“In Germany, people are marching in the streets because they believe that Europe is about to be besieged by Muslims. There is a possibility that they, and even more people will have their views confirmed after the shots against Charlie Hebdo. Those, who want a holy war against the West, can be further angered,” Jagland, who also chairs the Norwegian Nobel Committee, said in an opinion piece published by the Norwegian VG newspaper.
While Sunday's unity rallies in France, attended by more than 3 million people nationwide, could serve as “a wakeup call to be more united”, the situation in Europe remains “scary”, he noted.
According to the Council of Europe head, the worst-case scenario would be if European institutions begin to fall apart.
If the European policy collapses, “the void will be filled by others”, most likely anti-European and anti-immigrant parties, he wrote, warning that “if this happens, the violence from jihadists will increase.”
“I support those who choose to publish the drawings, but let us not develop a culture where everyone is obliged to provoke,” he wrote.
Jagland also noted that while Christianity has “benefited from discussion, even in blasphemous forms, large parts of the Muslim world are not there yet, and definitely not prepared to take this from the outside. Reformation must come from within.”

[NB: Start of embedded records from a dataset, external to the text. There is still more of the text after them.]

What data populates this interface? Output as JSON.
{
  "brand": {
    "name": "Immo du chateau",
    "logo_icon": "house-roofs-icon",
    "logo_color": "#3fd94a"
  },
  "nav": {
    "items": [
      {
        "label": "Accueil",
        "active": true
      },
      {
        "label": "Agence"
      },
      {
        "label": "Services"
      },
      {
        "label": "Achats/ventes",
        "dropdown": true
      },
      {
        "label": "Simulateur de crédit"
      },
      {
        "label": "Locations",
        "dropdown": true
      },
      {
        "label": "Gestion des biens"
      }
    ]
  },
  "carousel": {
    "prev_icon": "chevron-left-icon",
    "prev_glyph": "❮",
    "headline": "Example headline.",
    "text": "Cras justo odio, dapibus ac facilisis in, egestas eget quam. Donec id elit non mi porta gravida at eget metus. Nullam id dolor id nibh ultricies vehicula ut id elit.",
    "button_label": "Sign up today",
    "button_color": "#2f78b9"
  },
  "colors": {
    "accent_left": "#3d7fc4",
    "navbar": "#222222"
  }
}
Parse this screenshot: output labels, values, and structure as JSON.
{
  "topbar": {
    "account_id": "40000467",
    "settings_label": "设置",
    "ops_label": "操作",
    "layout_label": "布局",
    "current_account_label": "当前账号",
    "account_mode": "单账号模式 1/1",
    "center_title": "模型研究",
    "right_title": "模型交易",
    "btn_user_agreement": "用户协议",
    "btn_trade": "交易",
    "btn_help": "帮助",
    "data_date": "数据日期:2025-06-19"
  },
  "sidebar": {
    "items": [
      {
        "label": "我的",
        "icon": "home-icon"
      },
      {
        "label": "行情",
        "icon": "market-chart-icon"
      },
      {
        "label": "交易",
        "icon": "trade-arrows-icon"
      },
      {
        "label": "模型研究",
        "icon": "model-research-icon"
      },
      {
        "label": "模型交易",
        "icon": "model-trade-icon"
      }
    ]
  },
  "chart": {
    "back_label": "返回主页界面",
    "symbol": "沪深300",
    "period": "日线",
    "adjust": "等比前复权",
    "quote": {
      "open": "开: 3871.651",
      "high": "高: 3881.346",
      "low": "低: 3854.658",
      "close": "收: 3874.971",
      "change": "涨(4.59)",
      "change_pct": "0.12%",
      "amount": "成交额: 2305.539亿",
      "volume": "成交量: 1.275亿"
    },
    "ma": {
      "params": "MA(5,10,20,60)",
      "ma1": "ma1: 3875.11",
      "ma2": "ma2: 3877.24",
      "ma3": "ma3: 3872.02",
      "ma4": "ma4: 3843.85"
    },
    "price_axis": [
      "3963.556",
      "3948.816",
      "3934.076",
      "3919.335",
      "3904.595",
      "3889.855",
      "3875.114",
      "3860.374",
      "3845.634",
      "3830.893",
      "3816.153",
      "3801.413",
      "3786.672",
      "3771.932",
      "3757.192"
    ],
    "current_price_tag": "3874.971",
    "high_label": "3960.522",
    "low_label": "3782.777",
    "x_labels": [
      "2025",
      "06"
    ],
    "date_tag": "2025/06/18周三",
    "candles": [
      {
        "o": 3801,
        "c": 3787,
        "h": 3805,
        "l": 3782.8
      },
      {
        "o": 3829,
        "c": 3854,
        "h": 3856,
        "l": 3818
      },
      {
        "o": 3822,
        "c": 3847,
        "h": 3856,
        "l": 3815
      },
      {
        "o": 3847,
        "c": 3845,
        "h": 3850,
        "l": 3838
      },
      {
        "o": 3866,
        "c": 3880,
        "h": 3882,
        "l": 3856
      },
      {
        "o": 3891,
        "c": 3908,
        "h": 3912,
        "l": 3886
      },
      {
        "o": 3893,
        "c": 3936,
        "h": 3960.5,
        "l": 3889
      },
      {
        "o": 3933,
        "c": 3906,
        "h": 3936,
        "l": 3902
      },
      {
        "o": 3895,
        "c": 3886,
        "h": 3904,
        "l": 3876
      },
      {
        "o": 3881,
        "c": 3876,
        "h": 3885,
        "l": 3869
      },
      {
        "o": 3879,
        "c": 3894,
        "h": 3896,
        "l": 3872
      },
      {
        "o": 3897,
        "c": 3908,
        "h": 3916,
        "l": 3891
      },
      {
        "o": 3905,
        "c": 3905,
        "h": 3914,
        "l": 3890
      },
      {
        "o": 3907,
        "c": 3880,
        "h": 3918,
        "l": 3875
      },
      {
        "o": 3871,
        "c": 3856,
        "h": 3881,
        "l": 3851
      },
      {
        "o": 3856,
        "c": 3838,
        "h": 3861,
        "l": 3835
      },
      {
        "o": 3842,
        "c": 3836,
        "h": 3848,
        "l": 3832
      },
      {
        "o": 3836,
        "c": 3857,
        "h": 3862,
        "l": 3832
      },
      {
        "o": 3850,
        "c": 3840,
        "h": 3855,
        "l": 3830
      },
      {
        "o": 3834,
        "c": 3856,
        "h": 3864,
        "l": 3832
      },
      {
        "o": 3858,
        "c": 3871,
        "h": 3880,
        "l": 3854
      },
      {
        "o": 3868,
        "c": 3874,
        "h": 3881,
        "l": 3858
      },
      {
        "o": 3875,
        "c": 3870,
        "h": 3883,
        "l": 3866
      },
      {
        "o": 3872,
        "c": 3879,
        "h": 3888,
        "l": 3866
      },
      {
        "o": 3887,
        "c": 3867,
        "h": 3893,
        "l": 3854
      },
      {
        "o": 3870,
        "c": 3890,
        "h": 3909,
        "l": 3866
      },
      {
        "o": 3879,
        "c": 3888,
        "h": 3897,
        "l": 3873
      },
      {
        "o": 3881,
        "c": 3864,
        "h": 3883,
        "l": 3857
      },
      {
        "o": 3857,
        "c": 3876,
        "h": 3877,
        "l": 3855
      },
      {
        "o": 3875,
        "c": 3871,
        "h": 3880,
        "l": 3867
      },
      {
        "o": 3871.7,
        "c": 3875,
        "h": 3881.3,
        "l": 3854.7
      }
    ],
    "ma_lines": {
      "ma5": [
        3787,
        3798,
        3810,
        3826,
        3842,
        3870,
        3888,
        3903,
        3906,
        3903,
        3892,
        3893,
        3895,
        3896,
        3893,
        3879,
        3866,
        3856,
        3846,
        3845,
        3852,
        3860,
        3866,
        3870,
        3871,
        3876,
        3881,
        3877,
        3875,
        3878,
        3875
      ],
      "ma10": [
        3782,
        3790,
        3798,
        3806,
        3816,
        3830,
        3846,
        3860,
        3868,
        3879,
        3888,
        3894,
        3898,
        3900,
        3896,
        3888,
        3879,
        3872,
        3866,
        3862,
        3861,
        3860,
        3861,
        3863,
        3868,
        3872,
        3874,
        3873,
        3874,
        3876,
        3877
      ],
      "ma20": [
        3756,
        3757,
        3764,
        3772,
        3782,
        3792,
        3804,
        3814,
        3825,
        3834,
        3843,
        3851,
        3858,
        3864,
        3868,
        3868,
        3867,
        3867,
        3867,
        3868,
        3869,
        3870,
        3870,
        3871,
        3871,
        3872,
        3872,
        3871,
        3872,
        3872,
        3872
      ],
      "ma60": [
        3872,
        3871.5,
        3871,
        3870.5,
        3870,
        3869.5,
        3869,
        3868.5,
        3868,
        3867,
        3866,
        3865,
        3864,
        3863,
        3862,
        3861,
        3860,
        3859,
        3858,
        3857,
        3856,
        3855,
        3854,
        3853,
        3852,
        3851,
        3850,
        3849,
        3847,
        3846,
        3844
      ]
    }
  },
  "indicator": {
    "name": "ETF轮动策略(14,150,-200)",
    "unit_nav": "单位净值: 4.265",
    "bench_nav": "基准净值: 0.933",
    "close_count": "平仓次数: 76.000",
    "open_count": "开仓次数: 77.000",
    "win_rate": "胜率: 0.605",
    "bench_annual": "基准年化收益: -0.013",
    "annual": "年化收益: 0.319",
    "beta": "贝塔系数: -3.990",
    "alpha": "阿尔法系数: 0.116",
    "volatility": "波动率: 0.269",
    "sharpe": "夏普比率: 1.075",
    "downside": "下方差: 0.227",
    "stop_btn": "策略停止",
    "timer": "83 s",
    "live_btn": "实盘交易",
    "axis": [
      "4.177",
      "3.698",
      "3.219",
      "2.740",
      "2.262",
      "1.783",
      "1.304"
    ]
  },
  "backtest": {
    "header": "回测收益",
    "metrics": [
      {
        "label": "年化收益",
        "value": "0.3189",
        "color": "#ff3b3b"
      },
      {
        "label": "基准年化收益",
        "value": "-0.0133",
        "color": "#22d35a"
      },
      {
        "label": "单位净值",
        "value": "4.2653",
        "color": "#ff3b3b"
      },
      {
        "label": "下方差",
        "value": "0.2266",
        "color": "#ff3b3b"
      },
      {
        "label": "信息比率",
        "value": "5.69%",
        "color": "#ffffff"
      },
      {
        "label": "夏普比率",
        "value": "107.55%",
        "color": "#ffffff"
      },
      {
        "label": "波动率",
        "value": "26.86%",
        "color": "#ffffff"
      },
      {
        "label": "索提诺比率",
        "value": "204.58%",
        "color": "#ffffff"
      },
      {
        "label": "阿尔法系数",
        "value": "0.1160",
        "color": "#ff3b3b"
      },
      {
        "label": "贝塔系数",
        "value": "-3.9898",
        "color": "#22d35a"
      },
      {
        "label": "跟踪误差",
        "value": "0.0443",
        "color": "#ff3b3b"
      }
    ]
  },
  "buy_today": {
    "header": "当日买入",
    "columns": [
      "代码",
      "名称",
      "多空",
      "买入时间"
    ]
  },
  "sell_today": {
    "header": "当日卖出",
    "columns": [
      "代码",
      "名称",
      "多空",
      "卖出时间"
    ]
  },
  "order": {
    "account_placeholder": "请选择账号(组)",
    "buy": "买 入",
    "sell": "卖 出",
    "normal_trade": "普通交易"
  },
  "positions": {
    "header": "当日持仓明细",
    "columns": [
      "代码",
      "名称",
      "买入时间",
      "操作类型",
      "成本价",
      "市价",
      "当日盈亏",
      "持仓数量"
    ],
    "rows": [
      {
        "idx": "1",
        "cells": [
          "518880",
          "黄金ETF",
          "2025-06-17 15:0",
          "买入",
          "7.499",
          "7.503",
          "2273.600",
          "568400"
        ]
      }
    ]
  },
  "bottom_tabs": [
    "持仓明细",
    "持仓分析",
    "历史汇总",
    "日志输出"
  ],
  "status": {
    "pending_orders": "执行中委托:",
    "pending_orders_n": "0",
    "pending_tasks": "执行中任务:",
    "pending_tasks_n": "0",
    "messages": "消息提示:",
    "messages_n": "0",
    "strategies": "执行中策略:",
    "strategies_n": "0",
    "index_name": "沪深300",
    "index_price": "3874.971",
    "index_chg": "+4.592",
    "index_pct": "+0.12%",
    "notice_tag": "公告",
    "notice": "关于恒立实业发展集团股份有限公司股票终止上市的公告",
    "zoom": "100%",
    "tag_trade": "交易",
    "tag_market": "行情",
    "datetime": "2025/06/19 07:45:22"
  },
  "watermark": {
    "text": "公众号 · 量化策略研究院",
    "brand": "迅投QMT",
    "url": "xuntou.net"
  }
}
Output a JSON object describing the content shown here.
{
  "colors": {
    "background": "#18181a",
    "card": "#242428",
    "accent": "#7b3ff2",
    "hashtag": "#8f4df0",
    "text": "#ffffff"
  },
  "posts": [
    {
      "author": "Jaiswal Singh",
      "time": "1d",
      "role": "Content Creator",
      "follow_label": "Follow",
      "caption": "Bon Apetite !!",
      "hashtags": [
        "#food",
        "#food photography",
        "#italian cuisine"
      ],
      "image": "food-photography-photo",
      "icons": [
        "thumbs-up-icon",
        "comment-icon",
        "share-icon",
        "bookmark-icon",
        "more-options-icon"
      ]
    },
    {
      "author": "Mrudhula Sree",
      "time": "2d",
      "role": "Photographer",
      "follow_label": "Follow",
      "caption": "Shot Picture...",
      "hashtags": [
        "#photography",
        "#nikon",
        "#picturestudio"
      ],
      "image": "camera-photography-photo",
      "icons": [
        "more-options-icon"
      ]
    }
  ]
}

The Norwegian politician, who previously served as the country’s prime minister, has repeatedly warned of the rise of right-wing movements in Europe. Following the 2011 terrorist attacks in Oslo, which targeted the center-left party he once headed, Jagland urged all European leaders to refrain from using rhetoric that could be exploited by extremists.